Goal of the exercise »
The records below are to be written out again, exactly as they appear.

(Dataset rows describing interfaces)
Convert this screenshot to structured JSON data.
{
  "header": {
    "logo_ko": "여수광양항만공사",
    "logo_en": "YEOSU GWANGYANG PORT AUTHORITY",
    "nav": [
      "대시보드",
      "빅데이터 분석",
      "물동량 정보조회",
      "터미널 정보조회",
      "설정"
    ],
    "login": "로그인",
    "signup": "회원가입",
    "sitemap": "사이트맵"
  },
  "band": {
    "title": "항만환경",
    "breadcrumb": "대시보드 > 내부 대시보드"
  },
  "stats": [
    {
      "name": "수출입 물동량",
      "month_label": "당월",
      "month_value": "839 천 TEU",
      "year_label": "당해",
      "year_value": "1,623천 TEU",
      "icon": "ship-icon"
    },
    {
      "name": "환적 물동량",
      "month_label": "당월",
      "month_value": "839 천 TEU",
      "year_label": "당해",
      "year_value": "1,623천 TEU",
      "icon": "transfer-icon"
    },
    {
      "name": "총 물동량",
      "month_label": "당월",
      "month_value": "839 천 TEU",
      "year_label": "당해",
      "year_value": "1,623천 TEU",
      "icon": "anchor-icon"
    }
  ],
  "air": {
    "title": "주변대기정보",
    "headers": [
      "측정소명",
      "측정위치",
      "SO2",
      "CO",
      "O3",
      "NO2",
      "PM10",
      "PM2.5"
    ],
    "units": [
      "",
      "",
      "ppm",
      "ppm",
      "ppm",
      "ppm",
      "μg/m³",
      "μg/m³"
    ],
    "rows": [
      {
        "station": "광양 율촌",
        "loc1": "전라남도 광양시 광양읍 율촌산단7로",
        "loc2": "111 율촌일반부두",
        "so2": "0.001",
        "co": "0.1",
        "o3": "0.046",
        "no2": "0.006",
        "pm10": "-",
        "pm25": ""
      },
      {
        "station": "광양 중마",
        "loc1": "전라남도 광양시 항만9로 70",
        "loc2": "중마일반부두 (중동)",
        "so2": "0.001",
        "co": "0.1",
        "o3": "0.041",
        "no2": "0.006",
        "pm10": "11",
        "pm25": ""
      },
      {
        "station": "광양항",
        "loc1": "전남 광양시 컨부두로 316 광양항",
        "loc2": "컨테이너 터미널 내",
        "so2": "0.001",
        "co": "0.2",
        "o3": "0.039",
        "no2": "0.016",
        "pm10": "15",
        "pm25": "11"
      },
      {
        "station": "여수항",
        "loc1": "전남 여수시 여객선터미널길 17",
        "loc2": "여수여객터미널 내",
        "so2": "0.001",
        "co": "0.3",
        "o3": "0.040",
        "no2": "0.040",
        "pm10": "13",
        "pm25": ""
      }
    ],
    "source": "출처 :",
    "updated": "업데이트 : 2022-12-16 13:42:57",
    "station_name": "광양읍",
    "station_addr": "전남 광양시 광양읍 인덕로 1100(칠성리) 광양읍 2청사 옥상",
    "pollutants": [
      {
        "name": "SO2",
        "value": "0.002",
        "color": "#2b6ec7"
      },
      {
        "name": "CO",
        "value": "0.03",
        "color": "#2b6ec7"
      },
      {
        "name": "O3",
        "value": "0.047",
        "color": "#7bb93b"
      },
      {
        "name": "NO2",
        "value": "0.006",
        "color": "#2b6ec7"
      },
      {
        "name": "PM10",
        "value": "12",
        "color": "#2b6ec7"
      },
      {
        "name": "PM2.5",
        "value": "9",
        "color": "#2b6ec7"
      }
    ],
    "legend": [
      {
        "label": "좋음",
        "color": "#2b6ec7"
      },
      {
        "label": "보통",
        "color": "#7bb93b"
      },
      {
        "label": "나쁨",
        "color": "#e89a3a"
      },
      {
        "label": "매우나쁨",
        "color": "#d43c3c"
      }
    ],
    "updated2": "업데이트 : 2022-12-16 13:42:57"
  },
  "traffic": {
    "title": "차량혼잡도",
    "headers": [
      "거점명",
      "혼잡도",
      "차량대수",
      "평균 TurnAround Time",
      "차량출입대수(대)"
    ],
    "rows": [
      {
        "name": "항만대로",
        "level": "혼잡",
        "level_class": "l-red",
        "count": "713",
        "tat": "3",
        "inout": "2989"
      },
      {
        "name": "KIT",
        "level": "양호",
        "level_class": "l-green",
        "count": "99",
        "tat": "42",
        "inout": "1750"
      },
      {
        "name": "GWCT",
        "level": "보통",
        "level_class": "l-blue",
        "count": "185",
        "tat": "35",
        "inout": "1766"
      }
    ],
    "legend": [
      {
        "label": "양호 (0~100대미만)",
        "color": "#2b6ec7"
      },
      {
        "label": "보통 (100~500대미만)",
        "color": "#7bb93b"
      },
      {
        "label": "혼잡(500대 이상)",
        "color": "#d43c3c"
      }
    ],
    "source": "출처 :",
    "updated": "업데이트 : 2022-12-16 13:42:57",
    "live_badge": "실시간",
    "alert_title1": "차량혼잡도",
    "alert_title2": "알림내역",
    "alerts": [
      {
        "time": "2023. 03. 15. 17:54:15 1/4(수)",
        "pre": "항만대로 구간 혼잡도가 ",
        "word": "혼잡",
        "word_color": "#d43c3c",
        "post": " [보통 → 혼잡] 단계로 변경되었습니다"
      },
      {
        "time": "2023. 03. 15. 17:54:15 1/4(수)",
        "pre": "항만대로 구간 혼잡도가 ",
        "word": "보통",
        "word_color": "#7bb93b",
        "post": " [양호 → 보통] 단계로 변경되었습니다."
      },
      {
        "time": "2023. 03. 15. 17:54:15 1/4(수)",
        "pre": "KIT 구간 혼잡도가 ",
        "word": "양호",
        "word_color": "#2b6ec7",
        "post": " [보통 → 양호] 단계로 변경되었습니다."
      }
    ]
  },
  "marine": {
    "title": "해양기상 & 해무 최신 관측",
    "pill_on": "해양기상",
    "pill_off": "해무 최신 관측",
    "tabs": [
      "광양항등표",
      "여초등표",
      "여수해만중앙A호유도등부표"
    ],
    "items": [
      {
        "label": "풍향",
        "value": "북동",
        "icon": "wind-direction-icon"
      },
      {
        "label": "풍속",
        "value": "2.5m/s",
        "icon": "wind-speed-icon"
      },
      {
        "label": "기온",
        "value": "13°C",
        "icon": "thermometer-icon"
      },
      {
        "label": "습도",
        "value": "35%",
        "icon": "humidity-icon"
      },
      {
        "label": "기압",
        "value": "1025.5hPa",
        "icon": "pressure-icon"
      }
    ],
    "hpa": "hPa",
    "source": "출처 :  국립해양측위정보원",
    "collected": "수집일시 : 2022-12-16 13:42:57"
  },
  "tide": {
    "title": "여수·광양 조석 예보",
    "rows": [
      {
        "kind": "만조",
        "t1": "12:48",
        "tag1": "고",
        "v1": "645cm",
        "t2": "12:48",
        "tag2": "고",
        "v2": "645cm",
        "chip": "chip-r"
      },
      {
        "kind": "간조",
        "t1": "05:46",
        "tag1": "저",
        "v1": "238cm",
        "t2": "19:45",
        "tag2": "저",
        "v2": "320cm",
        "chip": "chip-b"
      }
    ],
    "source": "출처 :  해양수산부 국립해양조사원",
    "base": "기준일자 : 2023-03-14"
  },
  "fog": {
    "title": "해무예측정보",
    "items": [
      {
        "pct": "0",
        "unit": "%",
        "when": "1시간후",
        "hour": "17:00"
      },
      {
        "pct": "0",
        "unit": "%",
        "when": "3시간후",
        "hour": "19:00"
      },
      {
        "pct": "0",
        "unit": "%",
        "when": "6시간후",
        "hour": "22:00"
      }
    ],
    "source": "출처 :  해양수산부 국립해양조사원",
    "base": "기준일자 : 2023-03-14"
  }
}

Task output »
Convert this screenshot to structured JSON data.
{
  "header": {
    "logo_ko": "여수광양항만공사",
    "logo_en": "YEOSU GWANGYANG PORT AUTHORITY",
    "nav": [
      "대시보드",
      "빅데이터 분석",
      "물동량 정보조회",
      "터미널 정보조회",
      "설정"
    ],
    "login": "로그인",
    "signup": "회원가입",
    "sitemap": "사이트맵"
  },
  "band": {
    "title": "항만환경",
    "breadcrumb": "대시보드 > 내부 대시보드"
  },
  "stats": [
    {
      "name": "수출입 물동량",
      "month_label": "당월",
      "month_value": "839 천 TEU",
      "year_label": "당해",
      "year_value": "1,623천 TEU",
      "icon": "ship-icon"
    },
    {
      "name": "환적 물동량",
      "month_label": "당월",
      "month_value": "839 천 TEU",
      "year_label": "당해",
      "year_value": "1,623천 TEU",
      "icon": "transfer-icon"
    },
    {
      "name": "총 물동량",
      "month_label": "당월",
      "month_value": "839 천 TEU",
      "year_label": "당해",
      "year_value": "1,623천 TEU",
      "icon": "anchor-icon"
    }
  ],
  "air": {
    "title": "주변대기정보",
    "headers": [
      "측정소명",
      "측정위치",
      "SO2",
      "CO",
      "O3",
      "NO2",
      "PM10",
      "PM2.5"
    ],
    "units": [
      "",
      "",
      "ppm",
      "ppm",
      "ppm",
      "ppm",
      "μg/m³",
      "μg/m³"
    ],
    "rows": [
      {
        "station": "광양 율촌",
        "loc1": "전라남도 광양시 광양읍 율촌산단7로",
        "loc2": "111 율촌일반부두",
        "so2": "0.001",
        "co": "0.1",
        "o3": "0.046",
        "no2": "0.006",
        "pm10": "-",
        "pm25": ""
      },
      {
        "station": "광양 중마",
        "loc1": "전라남도 광양시 항만9로 70",
        "loc2": "중마일반부두 (중동)",
        "so2": "0.001",
        "co": "0.1",
        "o3": "0.041",
        "no2": "0.006",
        "pm10": "11",
        "pm25": ""
      },
      {
        "station": "광양항",
        "loc1": "전남 광양시 컨부두로 316 광양항",
        "loc2": "컨테이너 터미널 내",
        "so2": "0.001",
        "co": "0.2",
        "o3": "0.039",
        "no2": "0.016",
        "pm10": "15",
        "pm25": "11"
      },
      {
        "station": "여수항",
        "loc1": "전남 여수시 여객선터미널길 17",
        "loc2": "여수여객터미널 내",
        "so2": "0.001",
        "co": "0.3",
        "o3": "0.040",
        "no2": "0.040",
        "pm10": "13",
        "pm25": ""
      }
    ],
    "source": "출처 :",
    "updated": "업데이트 : 2022-12-16 13:42:57",
    "station_name": "광양읍",
    "station_addr": "전남 광양시 광양읍 인덕로 1100(칠성리) 광양읍 2청사 옥상",
    "pollutants": [
      {
        "name": "SO2",
        "value": "0.002",
        "color": "#2b6ec7"
      },
      {
        "name": "CO",
        "value": "0.03",
        "color": "#2b6ec7"
      },
      {
        "name": "O3",
        "value": "0.047",
        "color": "#7bb93b"
      },
      {
        "name": "NO2",
        "value": "0.006",
        "color": "#2b6ec7"
      },
      {
        "name": "PM10",
        "value": "12",
        "color": "#2b6ec7"
      },
      {
        "name": "PM2.5",
        "value": "9",
        "color": "#2b6ec7"
      }
    ],
    "legend": [
      {
        "label": "좋음",
        "color": "#2b6ec7"
      },
      {
        "label": "보통",
        "color": "#7bb93b"
      },
      {
        "label": "나쁨",
        "color": "#e89a3a"
      },
      {
        "label": "매우나쁨",
        "color": "#d43c3c"
      }
    ],
    "updated2": "업데이트 : 2022-12-16 13:42:57"
  },
  "traffic": {
    "title": "차량혼잡도",
    "headers": [
      "거점명",
      "혼잡도",
      "차량대수",
      "평균 TurnAround Time",
      "차량출입대수(대)"
    ],
    "rows": [
      {
        "name": "항만대로",
        "level": "혼잡",
        "level_class": "l-red",
        "count": "713",
        "tat": "3",
        "inout": "2989"
      },
      {
        "name": "KIT",
        "level": "양호",
        "level_class": "l-green",
        "count": "99",
        "tat": "42",
        "inout": "1750"
      },
      {
        "name": "GWCT",
        "level": "보통",
        "level_class": "l-blue",
        "count": "185",
        "tat": "35",
        "inout": "1766"
      }
    ],
    "legend": [
      {
        "label": "양호 (0~100대미만)",
        "color": "#2b6ec7"
      },
      {
        "label": "보통 (100~500대미만)",
        "color": "#7bb93b"
      },
      {
        "label": "혼잡(500대 이상)",
        "color": "#d43c3c"
      }
    ],
    "source": "출처 :",
    "updated": "업데이트 : 2022-12-16 13:42:57",
    "live_badge": "실시간",
    "alert_title1": "차량혼잡도",
    "alert_title2": "알림내역",
    "alerts": [
      {
        "time": "2023. 03. 15. 17:54:15 1/4(수)",
        "pre": "항만대로 구간 혼잡도가 ",
        "word": "혼잡",
        "word_color": "#d43c3c",
        "post": " [보통 → 혼잡] 단계로 변경되었습니다"
      },
      {
        "time": "2023. 03. 15. 17:54:15 1/4(수)",
        "pre": "항만대로 구간 혼잡도가 ",
        "word": "보통",
        "word_color": "#7bb93b",
        "post": " [양호 → 보통] 단계로 변경되었습니다."
      },
      {
        "time": "2023. 03. 15. 17:54:15 1/4(수)",
        "pre": "KIT 구간 혼잡도가 ",
        "word": "양호",
        "word_color": "#2b6ec7",
        "post": " [보통 → 양호] 단계로 변경되었습니다."
      }
    ]
  },
  "marine": {
    "title": "해양기상 & 해무 최신 관측",
    "pill_on": "해양기상",
    "pill_off": "해무 최신 관측",
    "tabs": [
      "광양항등표",
      "여초등표",
      "여수해만중앙A호유도등부표"
    ],
    "items": [
      {
        "label": "풍향",
        "value": "북동",
        "icon": "wind-direction-icon"
      },
      {
        "label": "풍속",
        "value": "2.5m/s",
        "icon": "wind-speed-icon"
      },
      {
        "label": "기온",
        "value": "13°C",
        "icon": "thermometer-icon"
      },
      {
        "label": "습도",
        "value": "35%",
        "icon": "humidity-icon"
      },
      {
        "label": "기압",
        "value": "1025.5hPa",
        "icon": "pressure-icon"
      }
    ],
    "hpa": "hPa",
    "source": "출처 :  국립해양측위정보원",
    "collected": "수집일시 : 2022-12-16 13:42:57"
  },
  "tide": {
    "title": "여수·광양 조석 예보",
    "rows": [
      {
        "kind": "만조",
        "t1": "12:48",
        "tag1": "고",
        "v1": "645cm",
        "t2": "12:48",
        "tag2": "고",
        "v2": "645cm",
        "chip": "chip-r"
      },
      {
        "kind": "간조",
        "t1": "05:46",
        "tag1": "저",
        "v1": "238cm",
        "t2": "19:45",
        "tag2": "저",
        "v2": "320cm",
        "chip": "chip-b"
      }
    ],
    "source": "출처 :  해양수산부 국립해양조사원",
    "base": "기준일자 : 2023-03-14"
  },
  "fog": {
    "title": "해무예측정보",
    "items": [
      {
        "pct": "0",
        "unit": "%",
        "when": "1시간후",
        "hour": "17:00"
      },
      {
        "pct": "0",
        "unit": "%",
        "when": "3시간후",
        "hour": "19:00"
      },
      {
        "pct": "0",
        "unit": "%",
        "when": "6시간후",
        "hour": "22:00"
      }
    ],
    "source": "출처 :  해양수산부 국립해양조사원",
    "base": "기준일자 : 2023-03-14"
  }
}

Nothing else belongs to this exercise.